Mary McNamara

Saturday 6 May 2006, by Webmaster

Blink and you might miss the women in the summer movie lineup. But indie movies save the day, along with some tough-girl roles.

This just in: There are still women working in Hollywood, and many of them, we have it on good authority, are actresses. You just wouldn’t be able to prove it by this summer’s movie lineup. With the romantic comedy teetering on endangered-species status, popcorn roles for women are becoming few and far between. For some reason, screenwriters and studio executives still seem to think that women are less capable then their male counterparts when it comes to blowing things up, masterminding heists, saving the world and generally doing the blockbuster-y things movies do during the summer.

This after seven successful seasons of "Buffy: The Vampire Slayer" and the entire oeuvre of Angelina Jolie.

Fortunately, not every blockbuster out there is a remake of a male-dominated cop show. The X-Men have always included a few pretty groovy X-Women - including Halle Berry, Anna Paquin and newcomer Ellen Page. Mucho macho "Mission: Impossible III" managed to include a stunt-requisite role for Keri Russell. And what would Superman be without Lois Lane, played in "Superman Returns" by Kate Bosworth.

If you peer among the tent-pole flicks, there are, of course, the smaller summer standards, some of which actually star women.

To every season, there is a chick-lit flick, and this summer it’s "The Devil Wears Prada" with Anne Hathaway and Meryl Streep. The devil also makes an appearance in "The Omen," with Julia Stiles as the latest unwitting mother of Satan, as well as Mia Farrow, who started it all.

And parents may want to teach their teenagers the perils of cellphone usage by letting them see "Pulse," with Kristen Bell battling the demon spirits infecting our world through wireless technology.

On a more indie level, "Little Miss Sunshine" may be a Steve Carell road picture, but it does star newcomer Abigail Breslin as an unlikely child beauty pageant finalist and Toni Collette as her mom. Lili Taylor, currently burning up Broadway, is the woman Charles Bukowski falls for in "Factotum"; Amy Sedaris is a middle-aged ex-junkie who returns to high school to begin again in "Strangers With Candy"; and Emily Rios debuts in "Quinceañera," about a 15-year-old in trouble who goes looking for family.

And let us not forget the time-honored fact that behind every superhero, crooked cop and sleuthing art historian is, inevitably, a mother/wife/potential girlfriend.
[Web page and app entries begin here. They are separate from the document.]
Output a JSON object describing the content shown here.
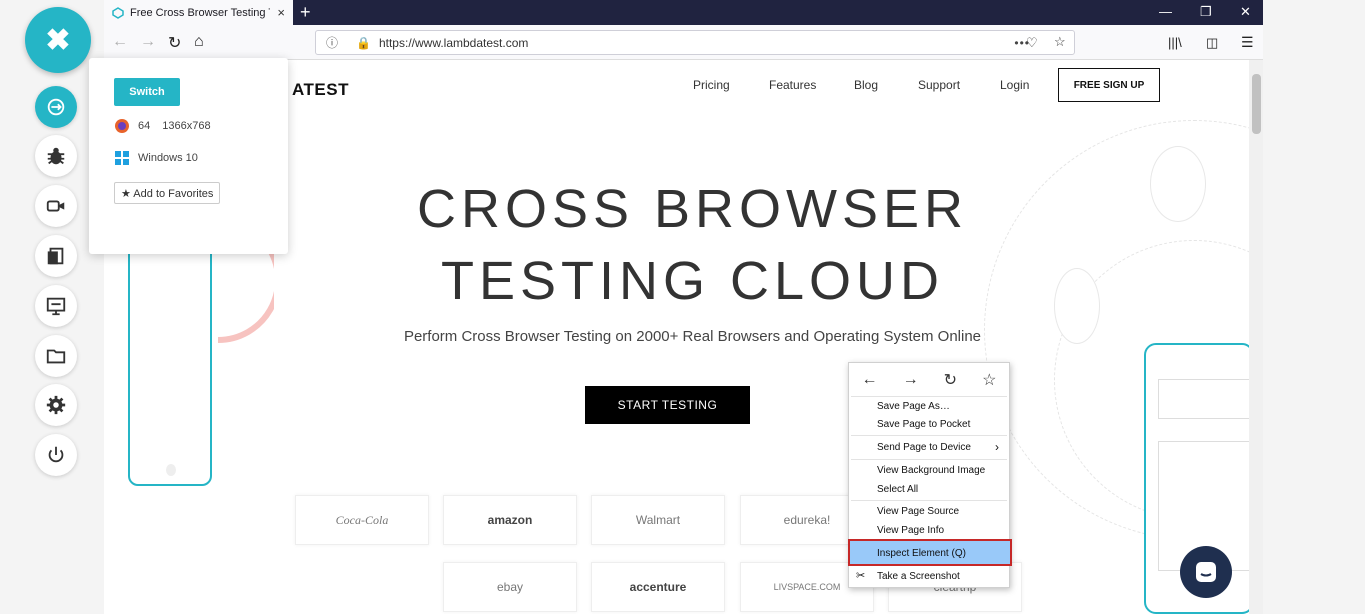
{
  "tab": {
    "title": "Free Cross Browser Testing Too",
    "close": "×"
  },
  "toolbar": {
    "new_tab": "+",
    "url": "https://www.lambdatest.com",
    "more": "•••"
  },
  "sidebar": {
    "close_label": "✖"
  },
  "session_popup": {
    "switch_label": "Switch",
    "browser_version": "64",
    "resolution": "1366x768",
    "os": "Windows 10",
    "favorites_label": "★ Add to Favorites"
  },
  "site": {
    "logo_text": "ATEST",
    "nav": [
      "Pricing",
      "Features",
      "Blog",
      "Support",
      "Login"
    ],
    "signup_label": "FREE SIGN UP",
    "hero_line1": "CROSS BROWSER",
    "hero_line2": "TESTING CLOUD",
    "subtitle": "Perform Cross Browser Testing on 2000+ Real Browsers and Operating System Online",
    "cta_label": "START TESTING",
    "brands_row1": [
      "Coca-Cola",
      "amazon",
      "Walmart",
      "edureka!"
    ],
    "brands_row2": [
      "ebay",
      "accenture",
      "LIVSPACE.COM",
      "cleartrip"
    ]
  },
  "context_menu": {
    "items": [
      "Save Page As…",
      "Save Page to Pocket",
      "Send Page to Device",
      "View Background Image",
      "Select All",
      "View Page Source",
      "View Page Info",
      "Inspect Element (Q)",
      "Take a Screenshot"
    ],
    "submenu_arrow": "›"
  },
  "colors": {
    "accent": "#25b5c6",
    "tabbar": "#202340",
    "highlight": "#99c9f9",
    "highlight_border": "#c62828"
  }
}
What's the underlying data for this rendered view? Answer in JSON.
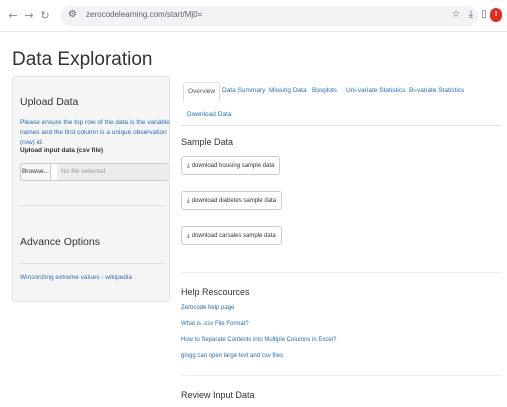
{
  "browser": {
    "url": "zerocodelearning.com/start/Mj0=",
    "icons": [
      "back-icon",
      "forward-icon",
      "reload-icon",
      "site-info-icon",
      "star-icon",
      "download-icon",
      "reading-list-icon",
      "profile-icon"
    ]
  },
  "page": {
    "title": "Data Exploration"
  },
  "sidebar": {
    "upload_heading": "Upload Data",
    "upload_note": "Please ensure the top row of the data is the variable names and the first column is a unique observation (row) id.",
    "input_label": "Upload input data (csv file)",
    "browse_label": "Browse...",
    "file_status": "No file selected",
    "advance_heading": "Advance Options",
    "winsorizing_link": "Winsorizing extreme values - wikipedia"
  },
  "tabs": [
    {
      "label": "Overview",
      "active": true
    },
    {
      "label": "Data Summary",
      "active": false
    },
    {
      "label": "Missing Data",
      "active": false
    },
    {
      "label": "Boxplots",
      "active": false
    },
    {
      "label": "Uni-variate Statistics",
      "active": false
    },
    {
      "label": "Bi-variate Statistics",
      "active": false
    },
    {
      "label": "Download Data",
      "active": false
    }
  ],
  "sample_data": {
    "title": "Sample Data",
    "buttons": [
      "download housing sample data",
      "download diabetes sample data",
      "download carsales sample data"
    ]
  },
  "help": {
    "title": "Help Rescources",
    "links": [
      "Zerocode help page",
      "What is .csv File Format?",
      "How to Separate Contents into Multiple Columns in Excel?",
      "glogg can open large text and csv files"
    ]
  },
  "review": {
    "title": "Review Input Data"
  },
  "colors": {
    "link": "#2a6ebb",
    "sidebar_bg": "#f5f5f5",
    "profile": "#d93025"
  }
}
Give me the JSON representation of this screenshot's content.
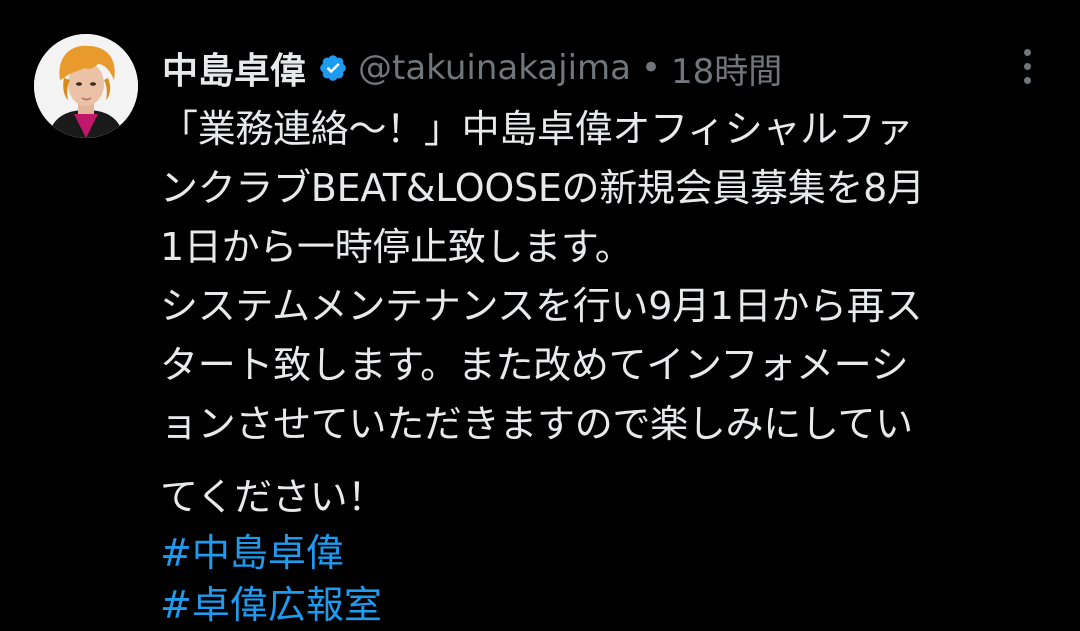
{
  "author": {
    "name": "中島卓偉",
    "handle": "@takuinakajima",
    "separator": "•",
    "time": "18時間"
  },
  "tweet": {
    "lines": [
      "「業務連絡〜！」中島卓偉オフィシャルファ",
      "ンクラブBEAT&LOOSEの新規会員募集を8月",
      "1日から一時停止致します。",
      "システムメンテナンスを行い9月1日から再ス",
      "タート致します。また改めてインフォメーシ",
      "ョンさせていただきますので楽しみにしてい",
      "てください！"
    ],
    "hashtags": [
      "#中島卓偉",
      "#卓偉広報室"
    ]
  },
  "colors": {
    "background": "#000000",
    "text": "#e7e9ea",
    "muted": "#71767b",
    "link": "#1d9bf0",
    "verified": "#1d9bf0"
  }
}
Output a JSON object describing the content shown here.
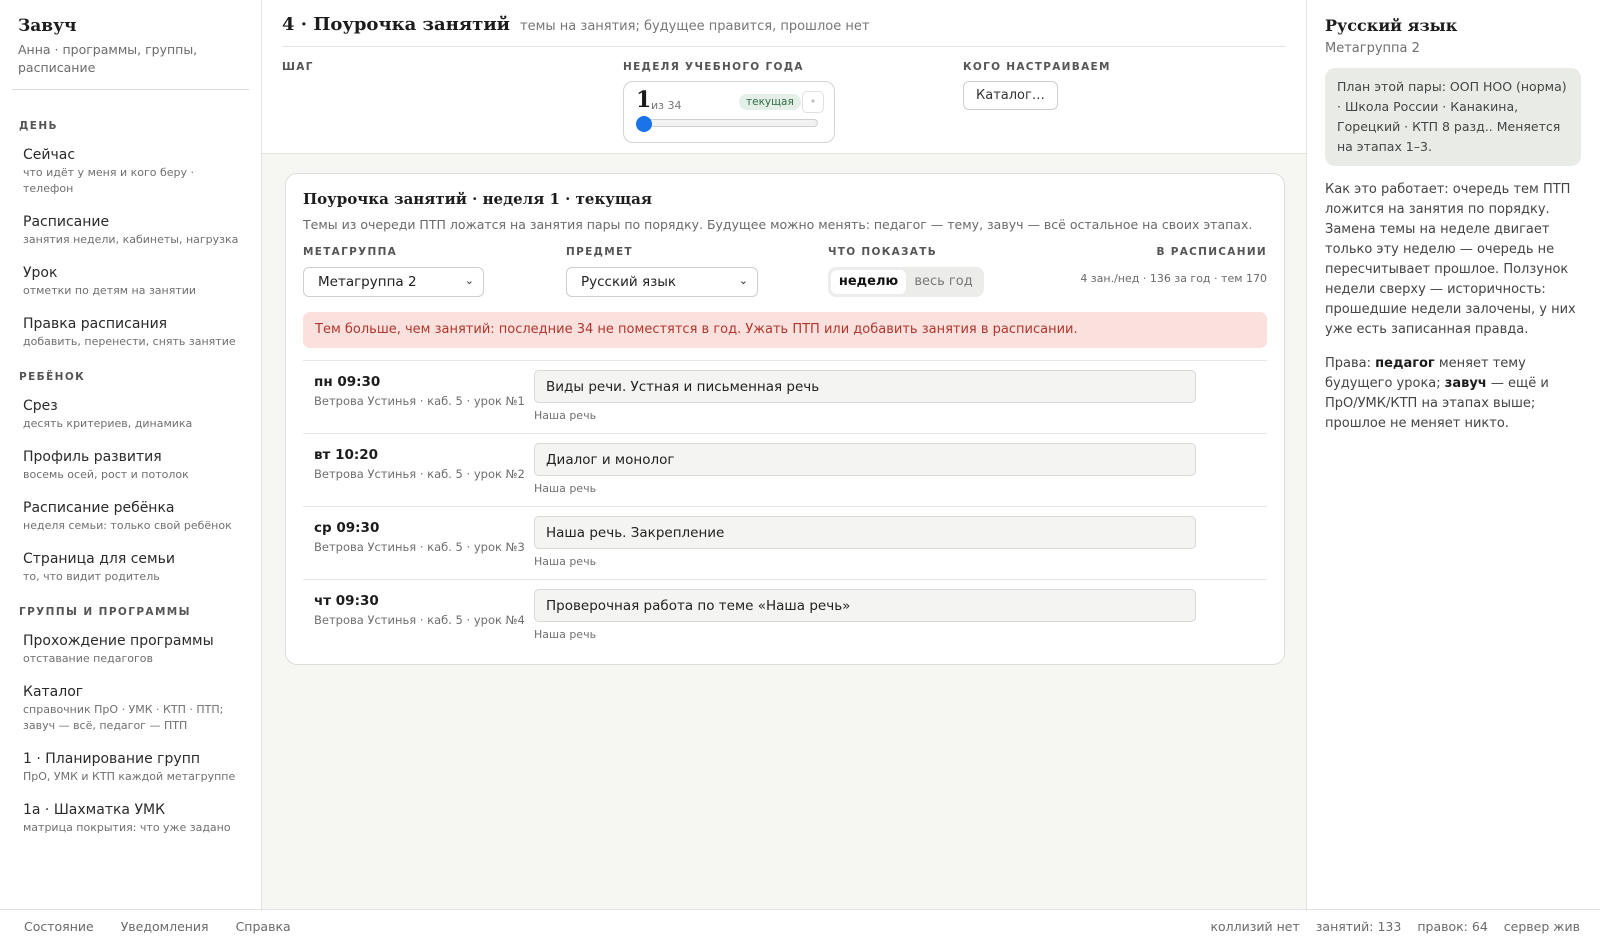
{
  "sidebar": {
    "title": "Завуч",
    "subtitle": "Анна · программы, группы, расписание",
    "sections": [
      {
        "title": "День",
        "items": [
          {
            "label": "Сейчас",
            "desc": "что идёт у меня и кого беру · телефон"
          },
          {
            "label": "Расписание",
            "desc": "занятия недели, кабинеты, нагрузка"
          },
          {
            "label": "Урок",
            "desc": "отметки по детям на занятии"
          },
          {
            "label": "Правка расписания",
            "desc": "добавить, перенести, снять занятие"
          }
        ]
      },
      {
        "title": "Ребёнок",
        "items": [
          {
            "label": "Срез",
            "desc": "десять критериев, динамика"
          },
          {
            "label": "Профиль развития",
            "desc": "восемь осей, рост и потолок"
          },
          {
            "label": "Расписание ребёнка",
            "desc": "неделя семьи: только свой ребёнок"
          },
          {
            "label": "Страница для семьи",
            "desc": "то, что видит родитель"
          }
        ]
      },
      {
        "title": "Группы и программы",
        "items": [
          {
            "label": "Прохождение программы",
            "desc": "отставание педагогов"
          },
          {
            "label": "Каталог",
            "desc": "справочник ПрО · УМК · КТП · ПТП; завуч — всё, педагог — ПТП"
          },
          {
            "label": "1 · Планирование групп",
            "desc": "ПрО, УМК и КТП каждой метагруппе"
          },
          {
            "label": "1а · Шахматка УМК",
            "desc": "матрица покрытия: что уже задано"
          }
        ]
      }
    ]
  },
  "header": {
    "title": "4 · Поурочка занятий",
    "subtitle": "темы на занятия; будущее правится, прошлое нет",
    "step_label": "Шаг",
    "week_label": "Неделя учебного года",
    "week_number": "1",
    "week_of": "из 34",
    "week_badge": "текущая",
    "week_dot": "•",
    "week_progress": 0,
    "who_label": "Кого настраиваем",
    "catalog_button": "Каталог…"
  },
  "card": {
    "title": "Поурочка занятий · неделя 1 · текущая",
    "subtitle": "Темы из очереди ПТП ложатся на занятия пары по порядку. Будущее можно менять: педагог — тему, завуч — всё остальное на своих этапах.",
    "metagroup_label": "Метагруппа",
    "metagroup_value": "Метагруппа 2",
    "subject_label": "Предмет",
    "subject_value": "Русский язык",
    "show_label": "Что показать",
    "show_options": [
      "неделю",
      "весь год"
    ],
    "show_selected": "неделю",
    "schedule_label": "В расписании",
    "schedule_info": "4 зан./нед · 136 за год · тем 170",
    "alert": "Тем больше, чем занятий: последние 34 не поместятся в год. Ужать ПТП или добавить занятия в расписании.",
    "lessons": [
      {
        "time": "пн 09:30",
        "meta": "Ветрова Устинья · каб. 5 · урок №1",
        "topic": "Виды речи. Устная и письменная речь",
        "section": "Наша речь"
      },
      {
        "time": "вт 10:20",
        "meta": "Ветрова Устинья · каб. 5 · урок №2",
        "topic": "Диалог и монолог",
        "section": "Наша речь"
      },
      {
        "time": "ср 09:30",
        "meta": "Ветрова Устинья · каб. 5 · урок №3",
        "topic": "Наша речь. Закрепление",
        "section": "Наша речь"
      },
      {
        "time": "чт 09:30",
        "meta": "Ветрова Устинья · каб. 5 · урок №4",
        "topic": "Проверочная работа по теме «Наша речь»",
        "section": "Наша речь"
      }
    ]
  },
  "right_panel": {
    "title": "Русский язык",
    "subtitle": "Метагруппа 2",
    "plan": "План этой пары: ООП НОО (норма) · Школа России · Канакина, Горецкий · КТП 8 разд.. Меняется на этапах 1–3.",
    "how_it_works": "Как это работает: очередь тем ПТП ложится на занятия по порядку. Замена темы на неделе двигает только эту неделю — очередь не пересчитывает прошлое. Ползунок недели сверху — историчность: прошедшие недели залочены, у них уже есть записанная правда.",
    "rights_prefix": "Права: ",
    "rights_teacher": "педагог",
    "rights_mid1": " меняет тему будущего урока; ",
    "rights_head": "завуч",
    "rights_suffix": " — ещё и ПрО/УМК/КТП на этапах выше; прошлое не меняет никто."
  },
  "footer": {
    "left": [
      "Состояние",
      "Уведомления",
      "Справка"
    ],
    "right": [
      "коллизий нет",
      "занятий: 133",
      "правок: 64",
      "сервер жив"
    ]
  },
  "colors": {
    "accent": "#1a73e8",
    "alert_bg": "#fbe1de",
    "alert_text": "#b0362d",
    "badge_bg": "#e3efe7",
    "badge_text": "#2e6b47"
  }
}
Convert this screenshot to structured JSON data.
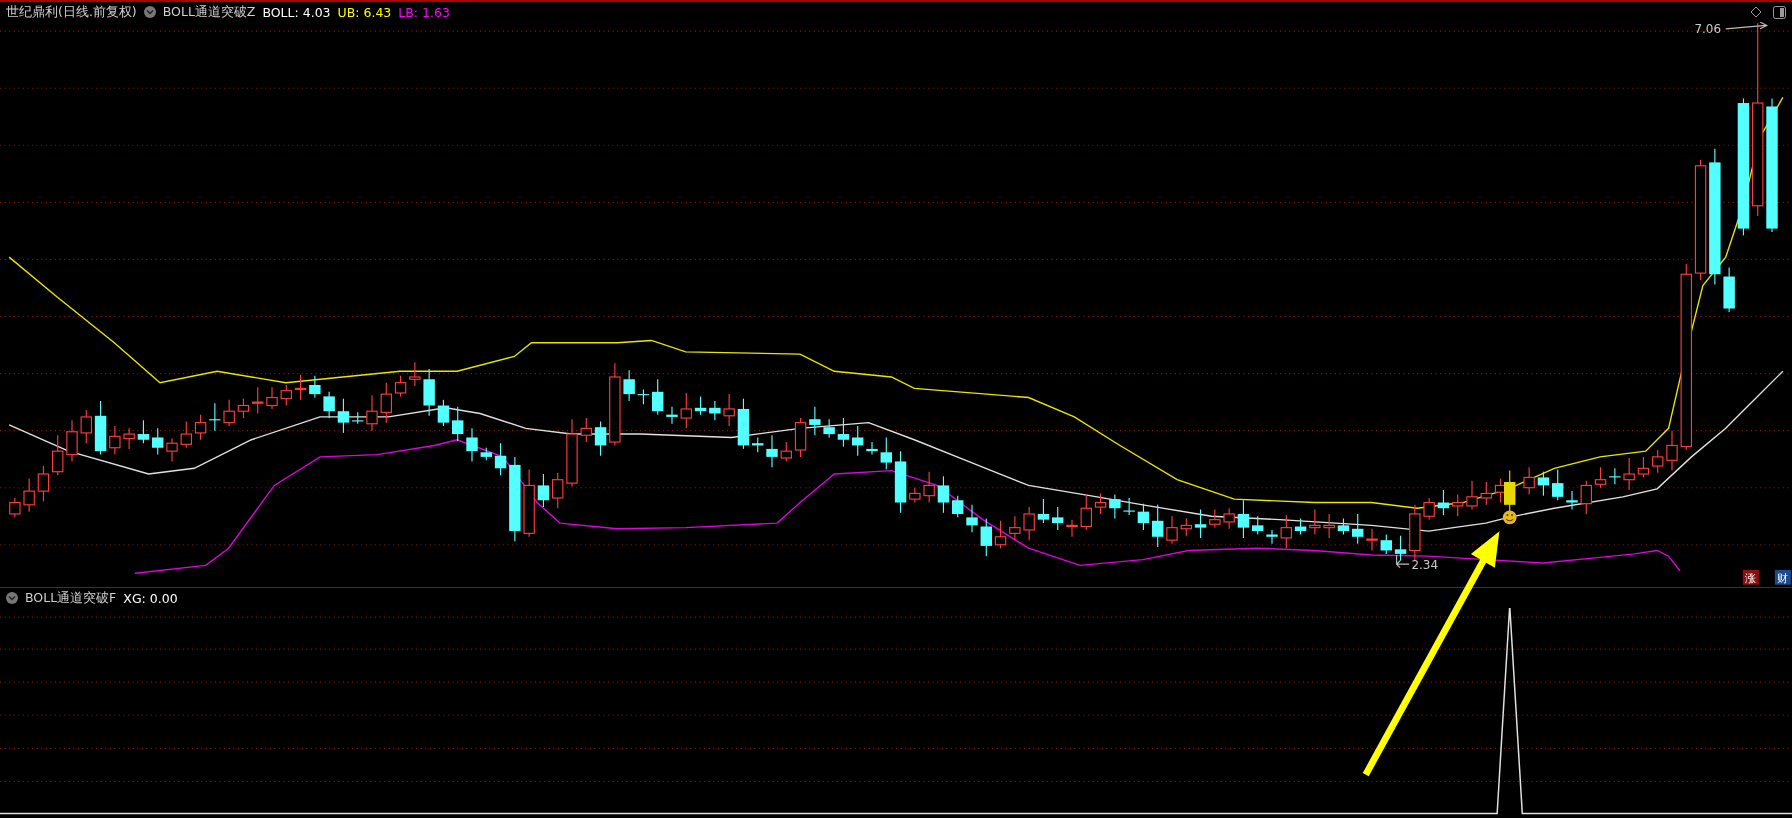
{
  "main_panel": {
    "stock_name": "世纪鼎利(日线.前复权)",
    "indicator": {
      "name": "BOLL通道突破Z",
      "values": [
        {
          "label": "BOLL: 4.03",
          "color": "#ffffff"
        },
        {
          "label": "UB: 6.43",
          "color": "#ffff00"
        },
        {
          "label": "LB: 1.63",
          "color": "#ff00ff"
        }
      ]
    },
    "price_labels": [
      {
        "kind": "high",
        "text": "7.06"
      },
      {
        "kind": "low",
        "text": "2.34"
      }
    ],
    "badges": [
      {
        "text": "涨",
        "color": "#8b1010"
      },
      {
        "text": "财",
        "color": "#1d4a8a"
      }
    ]
  },
  "sub_panel": {
    "indicator": {
      "name": "BOLL通道突破F",
      "values": [
        {
          "label": "XG: 0.00",
          "color": "#ffffff"
        }
      ]
    }
  }
}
So if all those clenched-jaw heroes and evil-eyed villains start to blur, you can find a few fabulous girls of summer; you just have to keep your eyes peeled.